Intermittent or no rotation of the heater blower fan is a common problem on the Mercedes Sprinter. As similar types of fan motor assembly appear on many Mercedes models the replacement of the carbon motor brushes is much the same across the range once the motor is removed. Link to motor brushes suitable for Sprinter and other Mercedes blowers here.
First be sure that the appropriate vehicle electrical supply exists on the fan DC connector and check all circuit fuses before assuming the fan itself requires repair.
On the Sprinter, start by unplugging the electrical connector from the base of the fan assembly in the passenger side engine compartment. Remove the 3 cross head self tapping screws that hold the fan/motor assembly to the blower box then withdraw it downward, removing the unit out from the vehicle. Placing the unit on the floor or workbench, begin to release the motor and fan from the plastic body. This is done by inserting a broad flat blade screwdriver into the 3 openings as shown and levering the units rubber mountings complete with motor out of the cover body. You will need to keep working your way round the holes levering as you go until the assembly works its way out from the cover body.
Once the motor and fan are separated from the cover, place the unit on a flat surface – fan side down – and locate the two brush holders as indicated on the photograph below.
The carbon brushes (A) and braid (B) transfer the electrical energy to the rotating motor commutator and because they are always in contact with the spinning rotor they wear down over time and no longer make satisfactory contact, the motor either becomes intermittent or ceases to work at all. The high cost of a replacement fan motor assembly from Mercedes or Auto-factor, makes this an ideal candidate for an economical DIY repair that is quite simple and not too taxing. Start by obtaining new motor brushes from many of the on-line auction sites available on the internet. The brushes are standard size across the range of motors used by Mercedes and also many other manufacturers – so are quite common. The size you need are 9mm x 8mm x 22mm with a braid wire of at least 40mm in length. You will need a pair and these cost little more than £5 with postage.
Once the motor/fan assembly is removed from its cover the brush gear is easily seen. First begin by straightening the retaining bars on the brush holders with a pair of long nose pliers, the material is quite soft so bends easily, take care not to break them off!. These are indicated by the white arrows on the photograph below.
Once the two sides are straight the brush retaining pressure spring will be released, cut the existing braid wire about 12mm from where it is soldered to the electrical contact post and remove the brush by pulling the braid upward.

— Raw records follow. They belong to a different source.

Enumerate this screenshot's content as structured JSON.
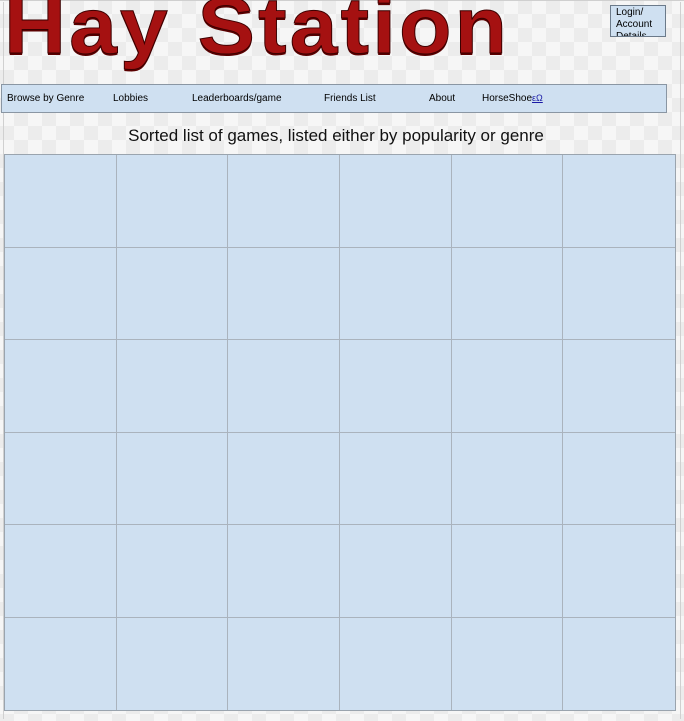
{
  "site": {
    "title": "Hay Station"
  },
  "account": {
    "login_label": "Login/ Account Details"
  },
  "nav": {
    "items": [
      {
        "label": "Browse by Genre"
      },
      {
        "label": "Lobbies"
      },
      {
        "label": "Leaderboards/game"
      },
      {
        "label": "Friends List"
      },
      {
        "label": "About"
      },
      {
        "label": "HorseShoe",
        "link_text": "εΩ"
      }
    ]
  },
  "main": {
    "subtitle": "Sorted list of games, listed either by popularity or genre",
    "grid": {
      "rows": 6,
      "columns": 6
    }
  },
  "colors": {
    "logo": "#a51111",
    "panel": "#cfe0f1",
    "border": "#8a96a3"
  }
}
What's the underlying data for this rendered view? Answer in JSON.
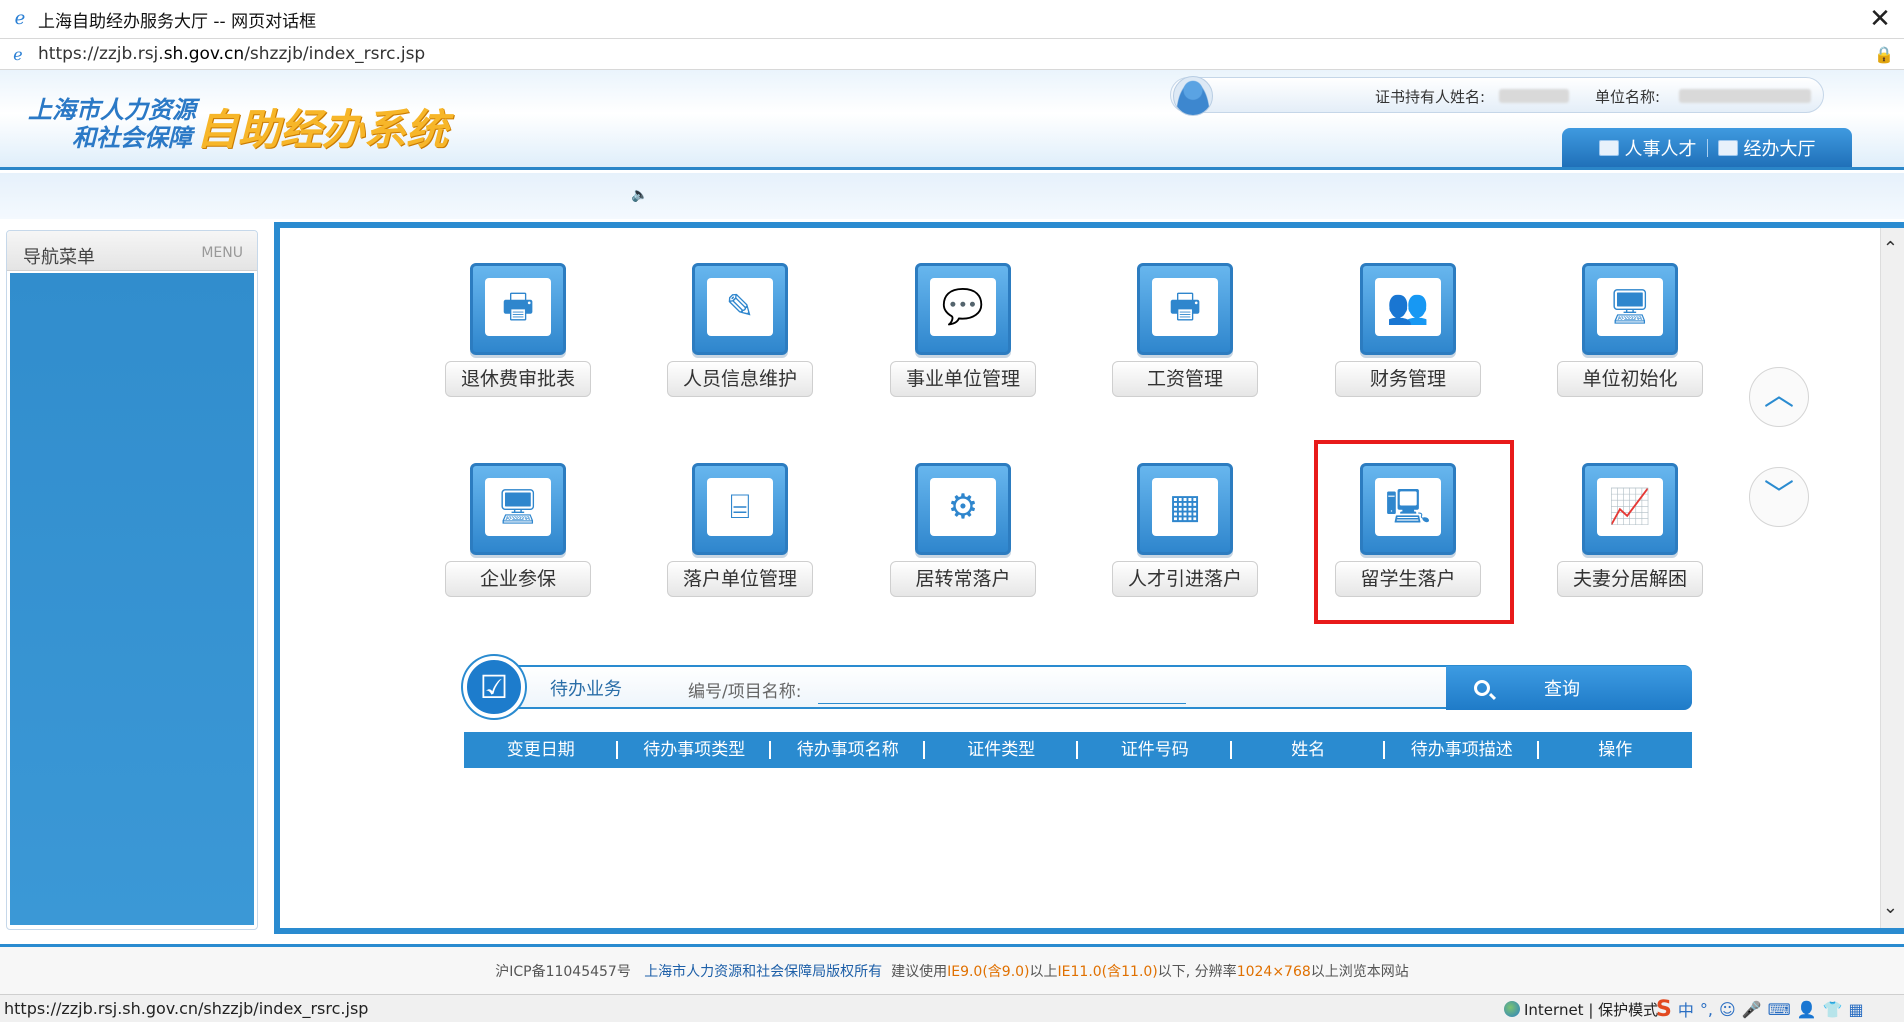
{
  "window": {
    "title": "上海自助经办服务大厅 -- 网页对话框",
    "close_glyph": "✕"
  },
  "address": {
    "scheme": "https://",
    "host_prefix": "zzjb.rsj.",
    "host_main": "sh.gov.cn",
    "path": "/shzzjb/index_rsrc.jsp"
  },
  "header": {
    "logo_line1": "上海市人力资源",
    "logo_line2": "和社会保障",
    "logo_main": "自助经办系统",
    "holder_label": "证书持有人姓名:",
    "unit_label": "单位名称:",
    "tabs": [
      {
        "label": "人事人才"
      },
      {
        "label": "经办大厅"
      }
    ]
  },
  "sidebar": {
    "title": "导航菜单",
    "menu_tag": "MENU"
  },
  "tiles": [
    {
      "label": "退休费审批表",
      "icon": "printer-icon",
      "glyph": "🖶"
    },
    {
      "label": "人员信息维护",
      "icon": "document-edit-icon",
      "glyph": "✎"
    },
    {
      "label": "事业单位管理",
      "icon": "chat-bubble-icon",
      "glyph": "💬"
    },
    {
      "label": "工资管理",
      "icon": "printer-icon",
      "glyph": "🖶"
    },
    {
      "label": "财务管理",
      "icon": "presentation-icon",
      "glyph": "👥"
    },
    {
      "label": "单位初始化",
      "icon": "monitor-icon",
      "glyph": "🖥"
    },
    {
      "label": "企业参保",
      "icon": "monitor-icon",
      "glyph": "🖥"
    },
    {
      "label": "落户单位管理",
      "icon": "desk-icon",
      "glyph": "⌸"
    },
    {
      "label": "居转常落户",
      "icon": "settings-window-icon",
      "glyph": "⚙"
    },
    {
      "label": "人才引进落户",
      "icon": "calendar-icon",
      "glyph": "▦"
    },
    {
      "label": "留学生落户",
      "icon": "computer-tower-icon",
      "glyph": "🖳"
    },
    {
      "label": "夫妻分居解困",
      "icon": "chart-line-icon",
      "glyph": "📈"
    }
  ],
  "nav_arrows": {
    "up_glyph": "︿",
    "down_glyph": "﹀"
  },
  "todo": {
    "title": "待办业务",
    "search_label": "编号/项目名称:",
    "search_value": "",
    "search_button": "查询",
    "columns": [
      "变更日期",
      "待办事项类型",
      "待办事项名称",
      "证件类型",
      "证件号码",
      "姓名",
      "待办事项描述",
      "操作"
    ]
  },
  "footer": {
    "icp": "沪ICP备11045457号",
    "copyright": "上海市人力资源和社会保障局版权所有",
    "advice_1": "建议使用",
    "ie9": "IE9.0(含9.0)",
    "advice_2": "以上",
    "ie11": "IE11.0(含11.0)",
    "advice_3": "以下, 分辨率",
    "resolution": "1024×768",
    "advice_4": "以上浏览本网站"
  },
  "statusbar": {
    "url": "https://zzjb.rsj.sh.gov.cn/shzzjb/index_rsrc.jsp",
    "zone": "Internet | 保护模式",
    "ime": "中"
  },
  "colors": {
    "primary": "#2a8bd0",
    "highlight": "#e81a1a",
    "logo_orange": "#f7b629"
  }
}
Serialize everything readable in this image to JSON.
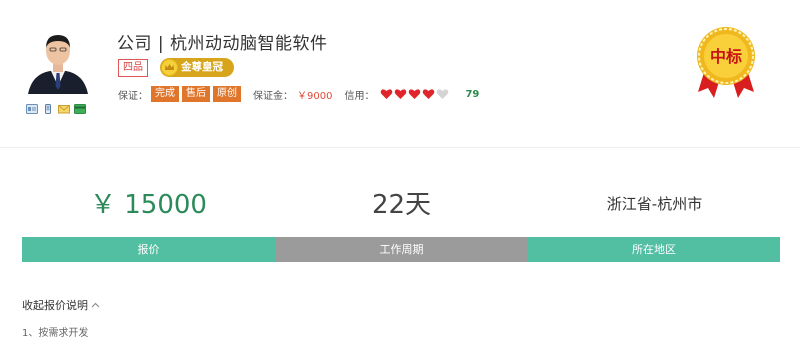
{
  "company": {
    "title": "公司 | 杭州动动脑智能软件"
  },
  "badges": {
    "rank": "四品",
    "crown": "金尊皇冠"
  },
  "guarantee": {
    "label": "保证：",
    "tags": [
      "完成",
      "售后",
      "原创"
    ],
    "deposit_label": "保证金：",
    "deposit_value": "￥9000",
    "credit_label": "信用：",
    "hearts_filled": 4,
    "hearts_total": 5,
    "credit_score": "79"
  },
  "medal": {
    "text": "中标"
  },
  "stats": {
    "price": "￥ 15000",
    "period": "22天",
    "region": "浙江省-杭州市",
    "price_label": "报价",
    "period_label": "工作周期",
    "region_label": "所在地区"
  },
  "notes": {
    "toggle_label": "收起报价说明",
    "items": [
      "1、按需求开发"
    ]
  },
  "colors": {
    "accent_green": "#52bfa3",
    "bar_gray": "#9b9b9b",
    "tag_orange": "#e0762c",
    "crown_gold": "#d6a51c",
    "heart_red": "#e0242c",
    "medal_red": "#d81e1e"
  }
}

Once the brush is removed, note which side has the pointed longer edge as the new bushes will have to be fitted in the same way as these were removed. If you do forget – look at the brush holder and you will see that it is mounted off-centre to the centre line of the commutator shaft, the longer edge of the new brush goes to the holder edge furthest away from the shaft centre line as you insert it. You may find that the universal brush kit you have purchased has brushes that are a little too long. This is easily rectified by using a junior hacksaw and trimming the brush length as indicated in the photograph below. Be sure to maintain the angle of the brush tip and dress the carbon block with a small file to a round it to a slightly concave profile similar to the one on the part just cut off and disgarded.
With the old brushes now removed scrape clean the interior guide faces so the new parts will slide easily within them, also scrape the tip of the braid previously cut with the edge of a small file. Removing the carbon dust and cleaning this copper braid will allow solder to be applied and make for easy joining/tinning of the new braid to this point using a soldering iron and multi-core solder.
Insert the brush into the holder with the longer edge in the correct position as outlined above. Thread the braid through the centre of the coiled spring and compress it fully into the brush holder below the level of the slots beneath the retaining bars. Using long nose pliers, distort the retaining bars inwards to block the spring under tension within the holder. Using a soldering iron, join the new braid to the existing cut stub and tuck its free length neatly into the motor housing void, making sure that it hangs free not touching any metal part of the motor, rotating armature or steel housing. Complete this on the other side of the motor and once the pair have been fitted begin to re-assemble the motor into the plastic cover.
Align the power connector so that it will appear in the correct position within the cover once assembled. Slot the three rubber mountings into their respective grooves and push the motor home. As the motor reaches full insertion in the cover, use a screwdriver to push the rubbers fully home and latch them into the retaining holes in the cover. This can best be done as shown in the photograph, from inside the fan blade cage pushing downward into the case body.
Once the motor and fan assembly are latched fully back into the plastic cover the completed unit can be refitted into the vehicle, reconnected and tested.